Task objective |
Filter the entries for the word "packed". Copy each line that has it.

Extracted data |
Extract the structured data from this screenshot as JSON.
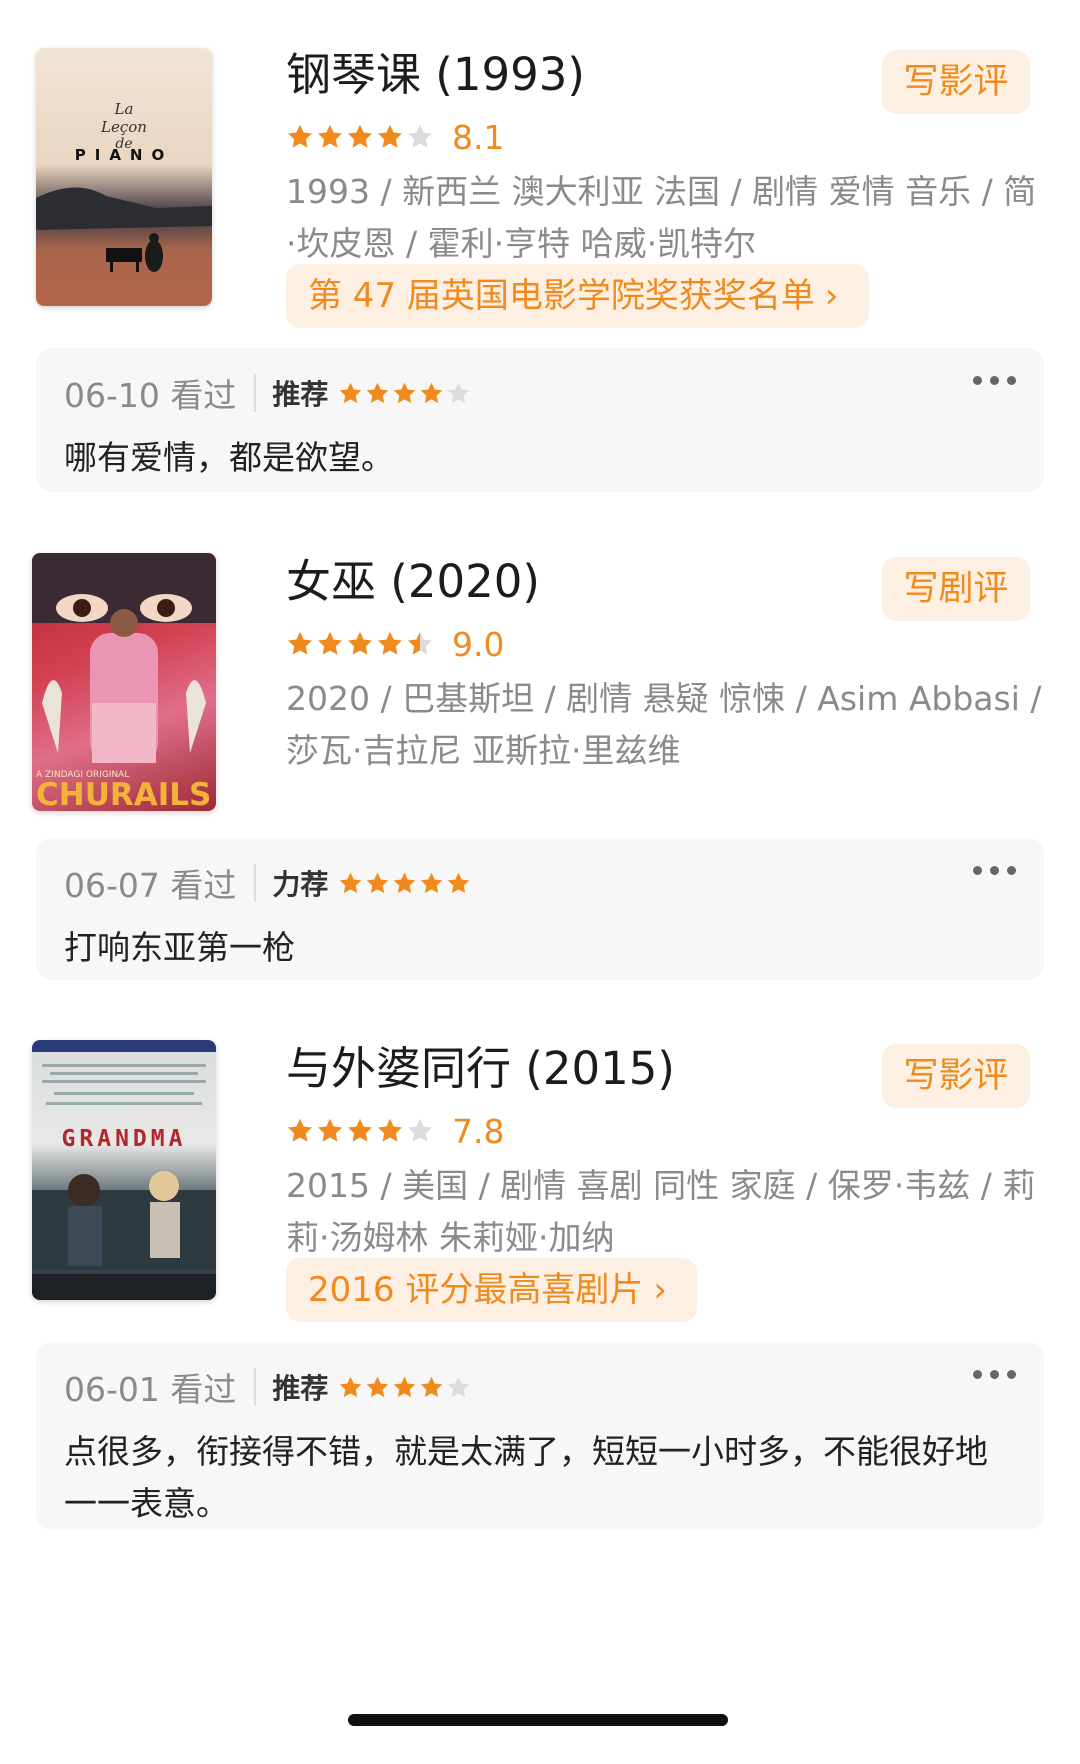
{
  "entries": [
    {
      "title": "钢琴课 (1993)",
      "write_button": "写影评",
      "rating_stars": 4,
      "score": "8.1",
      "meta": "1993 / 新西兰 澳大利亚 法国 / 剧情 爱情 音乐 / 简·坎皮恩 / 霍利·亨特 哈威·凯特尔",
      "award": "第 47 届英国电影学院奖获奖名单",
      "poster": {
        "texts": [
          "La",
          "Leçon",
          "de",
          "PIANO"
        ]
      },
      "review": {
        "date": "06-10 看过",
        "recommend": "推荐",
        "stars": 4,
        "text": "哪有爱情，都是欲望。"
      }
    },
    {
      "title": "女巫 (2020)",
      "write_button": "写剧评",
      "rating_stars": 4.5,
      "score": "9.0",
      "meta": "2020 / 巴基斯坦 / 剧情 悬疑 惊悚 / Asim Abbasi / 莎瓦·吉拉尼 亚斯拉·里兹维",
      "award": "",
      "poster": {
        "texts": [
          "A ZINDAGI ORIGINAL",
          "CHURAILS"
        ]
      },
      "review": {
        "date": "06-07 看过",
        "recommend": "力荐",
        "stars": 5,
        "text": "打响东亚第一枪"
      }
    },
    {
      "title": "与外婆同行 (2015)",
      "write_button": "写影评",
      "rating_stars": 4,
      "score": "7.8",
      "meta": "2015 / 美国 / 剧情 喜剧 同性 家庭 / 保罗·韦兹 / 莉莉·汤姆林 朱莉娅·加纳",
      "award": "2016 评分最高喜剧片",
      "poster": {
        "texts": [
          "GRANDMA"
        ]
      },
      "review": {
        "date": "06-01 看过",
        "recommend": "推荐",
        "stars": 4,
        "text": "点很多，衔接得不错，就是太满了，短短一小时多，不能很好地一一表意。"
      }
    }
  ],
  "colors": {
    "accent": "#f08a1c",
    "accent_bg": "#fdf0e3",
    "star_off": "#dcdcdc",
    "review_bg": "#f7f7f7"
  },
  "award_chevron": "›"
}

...

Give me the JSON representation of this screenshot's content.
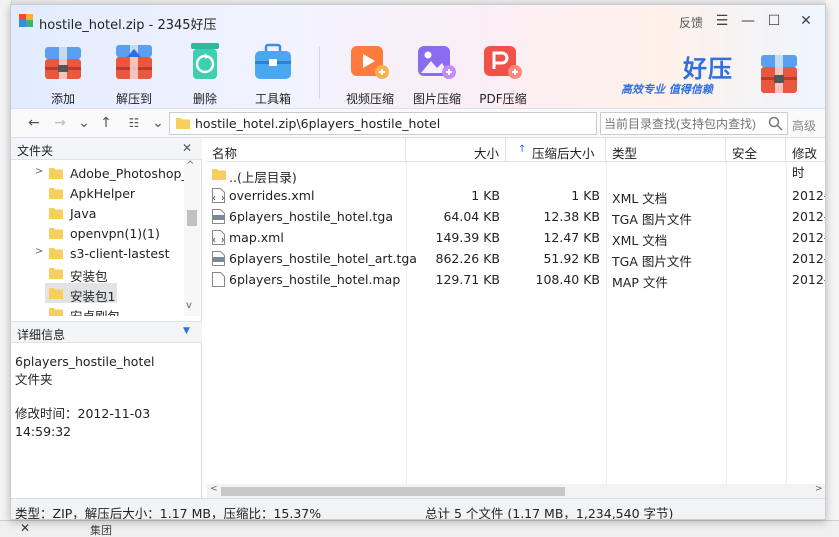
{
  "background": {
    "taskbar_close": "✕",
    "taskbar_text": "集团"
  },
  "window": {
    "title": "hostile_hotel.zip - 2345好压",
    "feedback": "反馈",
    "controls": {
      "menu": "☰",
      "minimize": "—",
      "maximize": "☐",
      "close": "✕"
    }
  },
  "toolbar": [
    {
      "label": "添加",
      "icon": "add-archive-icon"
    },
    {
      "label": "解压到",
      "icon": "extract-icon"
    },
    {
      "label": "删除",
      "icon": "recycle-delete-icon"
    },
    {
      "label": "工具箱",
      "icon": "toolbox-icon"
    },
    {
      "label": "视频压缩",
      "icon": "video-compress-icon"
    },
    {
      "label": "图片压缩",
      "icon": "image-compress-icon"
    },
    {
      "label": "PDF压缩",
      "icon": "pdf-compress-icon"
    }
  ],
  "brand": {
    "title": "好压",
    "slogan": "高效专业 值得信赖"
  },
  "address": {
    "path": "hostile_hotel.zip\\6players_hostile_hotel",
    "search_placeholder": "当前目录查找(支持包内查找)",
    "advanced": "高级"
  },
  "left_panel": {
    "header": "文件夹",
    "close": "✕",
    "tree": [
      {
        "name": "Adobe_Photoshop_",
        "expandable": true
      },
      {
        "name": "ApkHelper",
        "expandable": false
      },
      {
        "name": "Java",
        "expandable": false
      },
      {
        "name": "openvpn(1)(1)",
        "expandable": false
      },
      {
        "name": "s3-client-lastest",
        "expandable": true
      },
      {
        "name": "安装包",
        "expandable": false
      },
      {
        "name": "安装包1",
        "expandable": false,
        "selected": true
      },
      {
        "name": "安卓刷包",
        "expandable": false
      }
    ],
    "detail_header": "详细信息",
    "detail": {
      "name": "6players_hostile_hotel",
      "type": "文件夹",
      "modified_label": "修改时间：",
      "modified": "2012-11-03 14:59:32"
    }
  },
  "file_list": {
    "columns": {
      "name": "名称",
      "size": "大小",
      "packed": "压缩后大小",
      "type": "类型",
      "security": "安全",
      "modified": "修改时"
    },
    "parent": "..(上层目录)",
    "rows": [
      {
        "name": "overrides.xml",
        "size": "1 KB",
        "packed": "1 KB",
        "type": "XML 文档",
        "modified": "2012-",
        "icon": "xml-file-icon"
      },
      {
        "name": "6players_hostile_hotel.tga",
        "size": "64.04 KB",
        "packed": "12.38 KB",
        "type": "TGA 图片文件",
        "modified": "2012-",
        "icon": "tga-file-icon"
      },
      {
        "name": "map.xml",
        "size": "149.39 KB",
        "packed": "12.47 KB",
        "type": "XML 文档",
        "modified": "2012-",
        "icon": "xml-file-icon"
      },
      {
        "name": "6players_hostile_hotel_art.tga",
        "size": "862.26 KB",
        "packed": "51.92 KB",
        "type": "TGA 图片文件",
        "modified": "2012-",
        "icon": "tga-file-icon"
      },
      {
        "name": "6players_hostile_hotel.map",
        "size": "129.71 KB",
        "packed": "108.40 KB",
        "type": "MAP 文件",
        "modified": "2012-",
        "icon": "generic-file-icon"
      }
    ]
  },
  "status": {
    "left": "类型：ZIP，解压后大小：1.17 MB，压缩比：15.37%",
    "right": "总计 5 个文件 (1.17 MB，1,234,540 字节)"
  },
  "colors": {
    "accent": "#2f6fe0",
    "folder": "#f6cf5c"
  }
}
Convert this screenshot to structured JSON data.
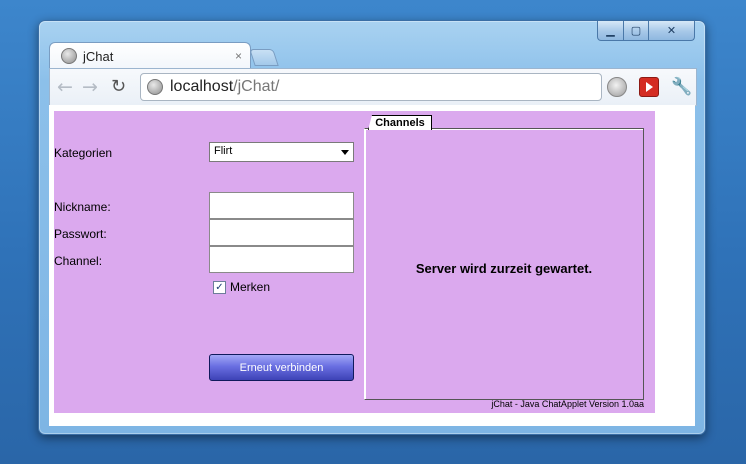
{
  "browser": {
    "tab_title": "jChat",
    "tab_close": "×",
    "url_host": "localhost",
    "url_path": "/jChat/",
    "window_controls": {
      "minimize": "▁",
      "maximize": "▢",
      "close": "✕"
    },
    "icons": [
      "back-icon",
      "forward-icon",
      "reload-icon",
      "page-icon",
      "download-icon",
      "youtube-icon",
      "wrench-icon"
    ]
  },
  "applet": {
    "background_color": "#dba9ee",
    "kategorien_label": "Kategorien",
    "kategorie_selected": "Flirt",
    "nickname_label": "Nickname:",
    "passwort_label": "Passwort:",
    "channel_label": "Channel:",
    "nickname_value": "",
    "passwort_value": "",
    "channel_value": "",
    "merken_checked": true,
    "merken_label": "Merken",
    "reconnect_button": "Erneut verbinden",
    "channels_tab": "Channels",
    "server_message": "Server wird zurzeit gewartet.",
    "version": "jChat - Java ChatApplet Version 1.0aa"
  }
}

Answer to the problem |
      "packed": "压缩后大小",
        "packed": "1 KB",
        "packed": "12.38 KB",
        "packed": "12.47 KB",
        "packed": "51.92 KB",
        "packed": "108.40 KB",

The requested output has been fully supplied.